(Here's a closeup of what the barbed wire fence did to Hoogerland.)
This is the second time a driver in the caravan has taken out a rider. The first was the moto that took out Sorensen the other day. They say that one is a coincidence and two is suspicious, well I'd say two in a week is outright negligence.
The first time it happened Pescheux apologized but said there weren't too many motos. Shortly thereafter the teams complained and ASO agreed to remove some of the motos, for next year.
Then, yesterday's accident occurs and there are of course more apologies by the ASO and Pescheux. They kick the car out of the race but again don't address the issue--other than the minus 1 car/moto--there are too many vehicles in the race.
Take a look at this screenshot from the finish on Super Besse
I count at least 14 motos in that shot alone. That's not counting the ones that are already up the road or behind the caravan.
This issue isn't something new. Gerard Vroomen has written about the issue repeatedly but his words and those of others have fallen on deaf ears. Yesterday's accident could have ended the careers of Flecha and Hoogerland and the most we get out of the ASO is lip service.
On top of this, you have the UCI attacking teams via the selective enforcement of rules. First, it was the saddle rule which it only began enforcing at the biggest TT event in the sport, the Tour TTT. (The teams have since protested this rule.)
Then, the UCI begins enforcing another rule concerning bottle exchanges. Brian Holm, DS of HTC, was punished for this and didn't even have a clue he'd done anything wrong until his team car was relegated to the back of the pack. His car would have been 7th in the caravan, based on GC standings. Holm's comments show how dictatorial the enforcement is. He won't even comment on the lunacy of the rule, only stating the commissaires have to be respected.
That's all without even mentioning Pescheux's repeated fails (this year is only a small portion) at officiating the Tour. His relegation of Thor and Hushovd was the equivalent of a play review in which the official still makes the wrong call.
Can you imagine watching the World Series or the NBA finals and seeing one of the riders taken out by a car, or let's say a fan? Then, the officials come out and measure the shoes of the athletes and make them change into sandals, a blow to players and equipment sponsors.
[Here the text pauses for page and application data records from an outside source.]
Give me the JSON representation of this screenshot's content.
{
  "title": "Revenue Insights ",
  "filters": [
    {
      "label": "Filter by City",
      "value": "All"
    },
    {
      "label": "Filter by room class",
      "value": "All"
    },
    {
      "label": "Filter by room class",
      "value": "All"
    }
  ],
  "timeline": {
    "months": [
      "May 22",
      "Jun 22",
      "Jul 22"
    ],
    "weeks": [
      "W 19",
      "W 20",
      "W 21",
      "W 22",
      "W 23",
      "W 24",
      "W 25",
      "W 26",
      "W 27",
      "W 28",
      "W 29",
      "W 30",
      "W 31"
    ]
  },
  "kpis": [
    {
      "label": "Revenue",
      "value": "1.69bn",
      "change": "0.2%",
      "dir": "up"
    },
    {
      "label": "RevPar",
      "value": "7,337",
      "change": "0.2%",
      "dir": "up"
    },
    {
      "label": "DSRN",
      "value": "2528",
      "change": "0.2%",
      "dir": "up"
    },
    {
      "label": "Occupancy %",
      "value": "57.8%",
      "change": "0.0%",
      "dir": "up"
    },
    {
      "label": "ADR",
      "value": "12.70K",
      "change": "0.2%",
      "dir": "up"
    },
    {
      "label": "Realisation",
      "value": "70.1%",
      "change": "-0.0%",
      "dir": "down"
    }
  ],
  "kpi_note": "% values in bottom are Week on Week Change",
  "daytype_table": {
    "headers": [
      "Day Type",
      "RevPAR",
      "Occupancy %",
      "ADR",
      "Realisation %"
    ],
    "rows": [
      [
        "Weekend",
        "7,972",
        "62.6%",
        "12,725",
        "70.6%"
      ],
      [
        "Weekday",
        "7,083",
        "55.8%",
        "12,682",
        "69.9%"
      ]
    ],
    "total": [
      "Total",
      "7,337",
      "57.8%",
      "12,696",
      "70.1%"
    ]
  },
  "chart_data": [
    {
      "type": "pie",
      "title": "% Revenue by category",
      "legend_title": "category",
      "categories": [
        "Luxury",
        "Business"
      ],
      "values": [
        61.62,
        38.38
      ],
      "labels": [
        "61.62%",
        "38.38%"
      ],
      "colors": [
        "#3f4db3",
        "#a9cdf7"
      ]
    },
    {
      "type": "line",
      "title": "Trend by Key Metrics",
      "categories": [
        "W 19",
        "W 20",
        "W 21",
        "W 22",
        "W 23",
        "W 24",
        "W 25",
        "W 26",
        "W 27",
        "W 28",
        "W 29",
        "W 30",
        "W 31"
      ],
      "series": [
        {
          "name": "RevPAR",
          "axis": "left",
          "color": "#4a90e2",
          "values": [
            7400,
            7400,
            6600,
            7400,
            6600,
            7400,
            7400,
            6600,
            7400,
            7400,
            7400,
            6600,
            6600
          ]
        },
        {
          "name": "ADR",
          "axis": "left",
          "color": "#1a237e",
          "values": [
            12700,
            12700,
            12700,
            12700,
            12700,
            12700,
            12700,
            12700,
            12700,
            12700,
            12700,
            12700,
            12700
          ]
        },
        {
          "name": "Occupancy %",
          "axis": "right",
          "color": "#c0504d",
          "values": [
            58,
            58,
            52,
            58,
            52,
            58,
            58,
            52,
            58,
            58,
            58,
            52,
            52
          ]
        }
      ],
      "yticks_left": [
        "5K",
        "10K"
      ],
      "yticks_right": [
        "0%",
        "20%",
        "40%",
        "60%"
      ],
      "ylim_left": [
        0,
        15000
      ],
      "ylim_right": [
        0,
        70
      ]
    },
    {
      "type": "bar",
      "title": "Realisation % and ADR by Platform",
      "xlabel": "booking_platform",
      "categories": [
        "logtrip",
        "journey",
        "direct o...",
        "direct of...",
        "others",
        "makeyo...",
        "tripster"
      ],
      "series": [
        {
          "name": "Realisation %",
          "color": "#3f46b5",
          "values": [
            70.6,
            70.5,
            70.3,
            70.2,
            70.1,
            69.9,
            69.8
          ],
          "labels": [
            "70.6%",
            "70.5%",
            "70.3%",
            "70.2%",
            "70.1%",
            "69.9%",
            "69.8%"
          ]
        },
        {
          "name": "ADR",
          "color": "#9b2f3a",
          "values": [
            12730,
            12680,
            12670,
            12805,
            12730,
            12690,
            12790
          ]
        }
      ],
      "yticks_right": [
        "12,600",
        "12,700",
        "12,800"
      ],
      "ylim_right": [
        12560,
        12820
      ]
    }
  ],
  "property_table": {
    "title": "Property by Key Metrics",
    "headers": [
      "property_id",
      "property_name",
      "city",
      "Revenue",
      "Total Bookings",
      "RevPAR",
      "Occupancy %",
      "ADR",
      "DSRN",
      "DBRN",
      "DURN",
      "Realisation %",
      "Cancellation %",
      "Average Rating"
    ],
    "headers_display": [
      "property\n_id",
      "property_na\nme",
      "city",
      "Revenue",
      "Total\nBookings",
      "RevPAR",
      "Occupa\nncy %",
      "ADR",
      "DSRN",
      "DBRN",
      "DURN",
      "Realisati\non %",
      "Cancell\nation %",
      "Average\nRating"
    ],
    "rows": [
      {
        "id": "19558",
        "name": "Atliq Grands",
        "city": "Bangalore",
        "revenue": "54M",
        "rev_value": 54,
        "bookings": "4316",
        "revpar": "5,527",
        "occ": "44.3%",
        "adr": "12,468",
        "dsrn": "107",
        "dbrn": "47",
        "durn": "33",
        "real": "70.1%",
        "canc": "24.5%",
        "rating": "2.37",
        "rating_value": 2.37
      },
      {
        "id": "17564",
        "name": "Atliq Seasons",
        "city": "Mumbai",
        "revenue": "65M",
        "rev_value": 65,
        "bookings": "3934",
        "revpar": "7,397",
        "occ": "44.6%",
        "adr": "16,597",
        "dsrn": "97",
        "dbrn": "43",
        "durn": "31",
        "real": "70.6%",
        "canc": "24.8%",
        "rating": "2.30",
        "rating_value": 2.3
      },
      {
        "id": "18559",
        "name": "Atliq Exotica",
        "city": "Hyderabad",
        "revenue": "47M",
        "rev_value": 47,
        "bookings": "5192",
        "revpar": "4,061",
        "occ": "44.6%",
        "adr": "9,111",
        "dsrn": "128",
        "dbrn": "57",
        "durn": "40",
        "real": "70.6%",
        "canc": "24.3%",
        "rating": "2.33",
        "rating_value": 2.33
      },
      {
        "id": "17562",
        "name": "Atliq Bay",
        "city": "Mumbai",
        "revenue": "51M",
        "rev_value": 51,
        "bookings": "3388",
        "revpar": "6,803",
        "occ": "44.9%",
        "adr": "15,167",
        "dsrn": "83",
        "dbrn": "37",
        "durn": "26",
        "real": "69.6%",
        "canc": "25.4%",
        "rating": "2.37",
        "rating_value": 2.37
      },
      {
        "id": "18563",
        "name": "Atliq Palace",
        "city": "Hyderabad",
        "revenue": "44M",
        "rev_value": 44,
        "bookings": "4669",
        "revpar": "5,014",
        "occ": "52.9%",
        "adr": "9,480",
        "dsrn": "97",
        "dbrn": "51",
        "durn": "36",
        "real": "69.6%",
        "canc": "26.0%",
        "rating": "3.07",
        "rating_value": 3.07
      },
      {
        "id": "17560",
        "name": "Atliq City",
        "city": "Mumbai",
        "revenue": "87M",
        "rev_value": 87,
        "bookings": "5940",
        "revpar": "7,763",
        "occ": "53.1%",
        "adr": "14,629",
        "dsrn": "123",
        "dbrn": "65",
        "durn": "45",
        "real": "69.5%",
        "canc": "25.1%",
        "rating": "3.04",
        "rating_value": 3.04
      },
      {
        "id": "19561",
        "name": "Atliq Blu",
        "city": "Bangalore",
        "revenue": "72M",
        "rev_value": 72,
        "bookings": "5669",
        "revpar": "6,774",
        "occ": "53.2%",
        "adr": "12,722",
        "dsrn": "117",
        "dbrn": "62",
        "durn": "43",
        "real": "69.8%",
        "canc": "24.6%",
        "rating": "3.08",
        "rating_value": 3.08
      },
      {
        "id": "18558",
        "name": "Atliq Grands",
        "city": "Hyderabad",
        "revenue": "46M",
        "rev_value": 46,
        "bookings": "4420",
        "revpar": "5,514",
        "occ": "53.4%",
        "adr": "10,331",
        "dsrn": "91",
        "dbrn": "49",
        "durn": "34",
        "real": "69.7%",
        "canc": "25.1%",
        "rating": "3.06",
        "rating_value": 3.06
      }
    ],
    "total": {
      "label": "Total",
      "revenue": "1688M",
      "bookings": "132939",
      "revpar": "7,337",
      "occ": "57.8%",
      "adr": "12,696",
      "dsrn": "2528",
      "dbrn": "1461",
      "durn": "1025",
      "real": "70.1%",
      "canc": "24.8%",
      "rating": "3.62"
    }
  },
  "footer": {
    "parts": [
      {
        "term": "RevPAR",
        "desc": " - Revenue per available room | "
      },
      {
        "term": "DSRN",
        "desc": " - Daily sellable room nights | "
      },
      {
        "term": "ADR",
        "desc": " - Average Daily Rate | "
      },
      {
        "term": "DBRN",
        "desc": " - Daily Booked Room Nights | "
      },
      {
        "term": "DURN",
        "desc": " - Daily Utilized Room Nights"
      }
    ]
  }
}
Let's go a step further and say the teams get a bit upset by this insanity so they walk out of a team meeting. Then, the NBA coins some conspiracy theory about a breakaway league and increases the teams' fees so as to deter the imagined breakaway league.
Cycling has its share of problems, but it's clear after the first half of the Tour that most of them start and end with the governing officials, not the riders.
--I'll leave you with these funny interviews: